Beefy Boxes and Bandwidth Generously Provided by pair Networks
Do you know where your variables are?

Comment on

( #3333=superdoc: print w/replies, xml ) Need Help??

This essay was based upon the talk he gave at OSCON and I was sitting there listening to it (yesterday, as a matter of fact) and I really appreciated much of what he had to say. I do think that he overgeneralizes in some places, but the core of much of what he was saying was interesting, if you could distill it down. What I heard him say, ultimately, was that great hackers enjoy scratching their personal itches more than they enjoy searching for a back scratcher.
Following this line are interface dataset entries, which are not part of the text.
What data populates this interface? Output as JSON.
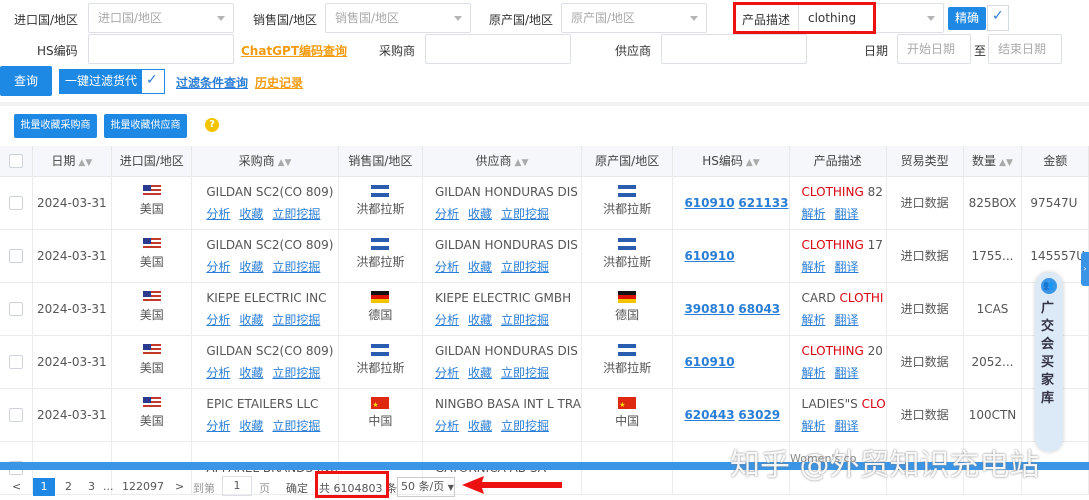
{
  "filters": {
    "import_country_label": "进口国/地区",
    "import_country_placeholder": "进口国/地区",
    "sales_country_label": "销售国/地区",
    "sales_country_placeholder": "销售国/地区",
    "origin_country_label": "原产国/地区",
    "origin_country_placeholder": "原产国/地区",
    "product_desc_label": "产品描述",
    "product_desc_value": "clothing",
    "precise_label": "精确",
    "hs_label": "HS编码",
    "chatgpt_link": "ChatGPT编码查询",
    "buyer_label": "采购商",
    "supplier_label": "供应商",
    "date_label": "日期",
    "start_date_placeholder": "开始日期",
    "to_label": "至",
    "end_date_placeholder": "结束日期",
    "query_button": "查询",
    "one_key_filter_label": "一键过滤货代",
    "filter_query_link": "过滤条件查询",
    "history_link": "历史记录"
  },
  "batch": {
    "collect_buyers": "批量收藏采购商",
    "collect_suppliers": "批量收藏供应商"
  },
  "table": {
    "headers": [
      "日期",
      "进口国/地区",
      "采购商",
      "销售国/地区",
      "供应商",
      "原产国/地区",
      "HS编码",
      "产品描述",
      "贸易类型",
      "数量",
      "金额"
    ],
    "actions": [
      "分析",
      "收藏",
      "立即挖掘"
    ],
    "desc_actions": [
      "解析",
      "翻译"
    ],
    "rows": [
      {
        "date": "2024-03-31",
        "import_country": "美国",
        "buyer": "GILDAN SC2(CO 809)",
        "sales_country": "洪都拉斯",
        "supplier": "GILDAN HONDURAS DIS",
        "origin": "洪都拉斯",
        "hs": "610910",
        "hs2": "621133",
        "desc_a": "CLOTHING",
        "desc_b": " 82",
        "trade": "进口数据",
        "qty": "825BOX",
        "amount": "97547U"
      },
      {
        "date": "2024-03-31",
        "import_country": "美国",
        "buyer": "GILDAN SC2(CO 809)",
        "sales_country": "洪都拉斯",
        "supplier": "GILDAN HONDURAS DIS",
        "origin": "洪都拉斯",
        "hs": "610910",
        "hs2": "",
        "desc_a": "CLOTHING",
        "desc_b": " 17",
        "trade": "进口数据",
        "qty": "1755...",
        "amount": "145557U"
      },
      {
        "date": "2024-03-31",
        "import_country": "美国",
        "buyer": "KIEPE ELECTRIC INC",
        "sales_country": "德国",
        "supplier": "KIEPE ELECTRIC GMBH",
        "origin": "德国",
        "hs": "390810",
        "hs2": "68043",
        "desc_a": "CARD ",
        "desc_b": "CLOTHI",
        "trade": "进口数据",
        "qty": "1CAS",
        "amount": ""
      },
      {
        "date": "2024-03-31",
        "import_country": "美国",
        "buyer": "GILDAN SC2(CO 809)",
        "sales_country": "洪都拉斯",
        "supplier": "GILDAN HONDURAS DIS",
        "origin": "洪都拉斯",
        "hs": "610910",
        "hs2": "",
        "desc_a": "CLOTHING",
        "desc_b": " 20",
        "trade": "进口数据",
        "qty": "2052...",
        "amount": ""
      },
      {
        "date": "2024-03-31",
        "import_country": "美国",
        "buyer": "EPIC ETAILERS LLC",
        "sales_country": "中国",
        "supplier": "NINGBO BASA INT L TRA",
        "origin": "中国",
        "hs": "620443",
        "hs2": "63029",
        "desc_a": "LADIES\"S ",
        "desc_b": "CLO",
        "trade": "进口数据",
        "qty": "100CTN",
        "amount": ""
      },
      {
        "date": "",
        "import_country": "",
        "buyer": "APPAREL BRANDS INC",
        "sales_country": "",
        "supplier": "GATORNICA AB SA",
        "origin": "",
        "hs": "",
        "hs2": "",
        "desc_a": "",
        "desc_b": "",
        "trade": "",
        "qty": "",
        "amount": ""
      }
    ]
  },
  "pager": {
    "prev": "<",
    "page1": "1",
    "page2": "2",
    "page3": "3",
    "ellipsis": "...",
    "last": "122097",
    "next": ">",
    "goto_label": "到第",
    "goto_value": "1",
    "page_unit": "页",
    "confirm": "确定",
    "total": "共 6104803 条",
    "page_size": "50 条/页"
  },
  "side_widget": {
    "text": "广交会买家库"
  },
  "watermark": "知乎 @外贸知识充电站",
  "footer_partial": "Women's co"
}
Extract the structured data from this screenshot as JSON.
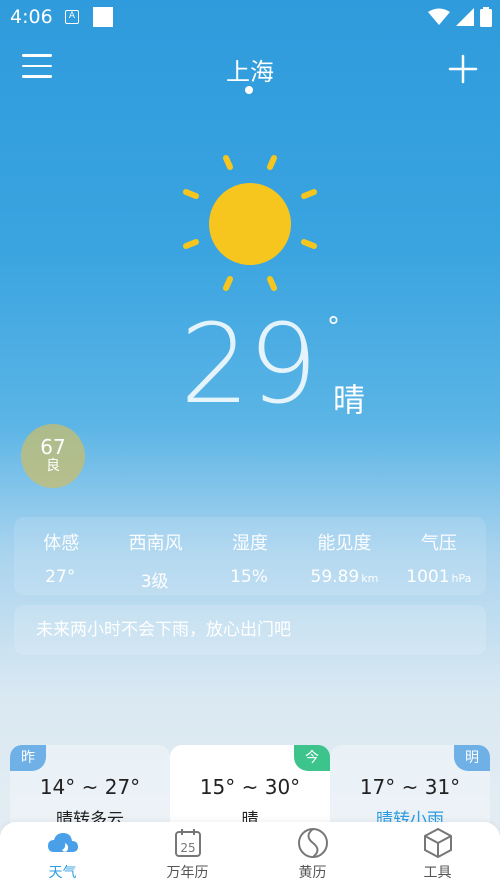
{
  "status_bar": {
    "time": "4:06",
    "notif_icon": "A"
  },
  "header": {
    "city": "上海"
  },
  "current": {
    "temperature": "29",
    "degree_symbol": "°",
    "condition": "晴"
  },
  "aqi": {
    "value": "67",
    "level": "良"
  },
  "details": [
    {
      "label": "体感",
      "value": "27°",
      "unit": ""
    },
    {
      "label": "西南风",
      "value": "3级",
      "unit": ""
    },
    {
      "label": "湿度",
      "value": "15%",
      "unit": ""
    },
    {
      "label": "能见度",
      "value": "59.89",
      "unit": "km"
    },
    {
      "label": "气压",
      "value": "1001",
      "unit": "hPa"
    }
  ],
  "tip": "未来两小时不会下雨，放心出门吧",
  "forecast": [
    {
      "tag": "昨",
      "range": "14° ~ 27°",
      "weather": "晴转多云"
    },
    {
      "tag": "今",
      "range": "15° ~ 30°",
      "weather": "晴"
    },
    {
      "tag": "明",
      "range": "17° ~ 31°",
      "weather": "晴转小雨"
    }
  ],
  "tabs": [
    {
      "label": "天气",
      "icon": "cloud-moon-icon",
      "active": true
    },
    {
      "label": "万年历",
      "icon": "calendar-icon",
      "active": false,
      "badge": "25"
    },
    {
      "label": "黄历",
      "icon": "yin-yang-icon",
      "active": false
    },
    {
      "label": "工具",
      "icon": "cube-icon",
      "active": false
    }
  ],
  "colors": {
    "accent": "#2d9ce0",
    "today_tag": "#3cc48c",
    "tag_blue": "#6fb0e6",
    "sun": "#f6c61f",
    "aqi_bg": "#c8be6e"
  }
}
As a result, they tend to be less inclined to look for tools that don't allow them to immediately dive into the problem.

To a certain extent, I think this is due to his love of the Lisp programming language and other dynamically typed languages that let programmers focus on the problem rather than the fiddly bits (bad stretch of a pun intended.) If I'm trying to track down that memory leak, I'm wasting time. If I really have to care about "hard drives, buffers and other things" then I'm not solving my actual problem. I'm solving problems that the language imposes.

Take Java for example. Consider one way of opening a file:

try { FileInputStream stream = new FileInputStream(myFile); + DataInputStream input = new DataInputStream(stream); + while (input.available() != 0) { System.out.println (input.readLine()); } + input.close(); } catch (Exception e) { System.err.println("Could not read from file"); }

Now really, what hacker is going to want to jump through those hoops to print the lines of a file?

open INPUT, "<", $input or die "Cannot open ($input) for reading: $!"; print <INPUT>; close INPUT or die "Could not close $input: $!";

If you're in a corporate culture, the first example might seem more appropriate because you can't forget to see if the open was successful and everything is this really cool OO stuff. The second example, though, lets you focus on the task at hand and clears away a lot of cruft. If I have an itch to scratch, I don't reach for a diesel-powered backscratcher. That, I think, is what Paul Graham was trying to say.

And no, Perl's not comparable to Prolog. The latter is a wonderful language, but it has such a limited problem domain that comparing it to Perl is comparing cheese and Wednesday. Different tools solve different problems and comparing them without a problem to contrast them against is an exercise in navel gazing :)

Side note: does anyone else see the weird newlines in the Java example? I've been seeing that a lot recently, but I don't know if it's a quirk of Firefox, my using FC2, or something else entirely.

Update: It's been pointed out that the "weird newlines" are from a bunch of whitespace at the end of some lines of code. Curiously, they don't show up in the editing textarea and they didn't come from me. Weird.


New address of my CGI Course.

In reply to Re: Paul Graham on Great Hackers by Ovid
in thread Paul Graham on Great Hackers by biosysadmin

Use:  <p> text here (a paragraph) </p>
and:  <code> code here </code>
to format your post; it's "PerlMonks-approved HTML":

  • Posts are HTML formatted. Put <p> </p> tags around your paragraphs. Put <code> </code> tags around your code and data!
  • Titles consisting of a single word are discouraged, and in most cases are disallowed outright.
  • Read Where should I post X? if you're not absolutely sure you're posting in the right place.
  • Please read these before you post! —
  • Posts may use any of the Perl Monks Approved HTML tags:
    a, abbr, b, big, blockquote, br, caption, center, col, colgroup, dd, del, div, dl, dt, em, font, h1, h2, h3, h4, h5, h6, hr, i, ins, li, ol, p, pre, readmore, small, span, spoiler, strike, strong, sub, sup, table, tbody, td, tfoot, th, thead, tr, tt, u, ul, wbr
  • You may need to use entities for some characters, as follows. (Exception: Within code tags, you can put the characters literally.)
            For:     Use:
    & &amp;
    < &lt;
    > &gt;
    [ &#91;
    ] &#93;
  • Link using PerlMonks shortcuts! What shortcuts can I use for linking?
  • See Writeup Formatting Tips and other pages linked from there for more info.
  • Log In?

    What's my password?
    Create A New User
    and all is quiet...

    How do I use this? | Other CB clients
    Other Users?
    Others romping around the Monastery: (2)
    As of 2018-05-26 01:04 GMT
    Find Nodes?
      Voting Booth?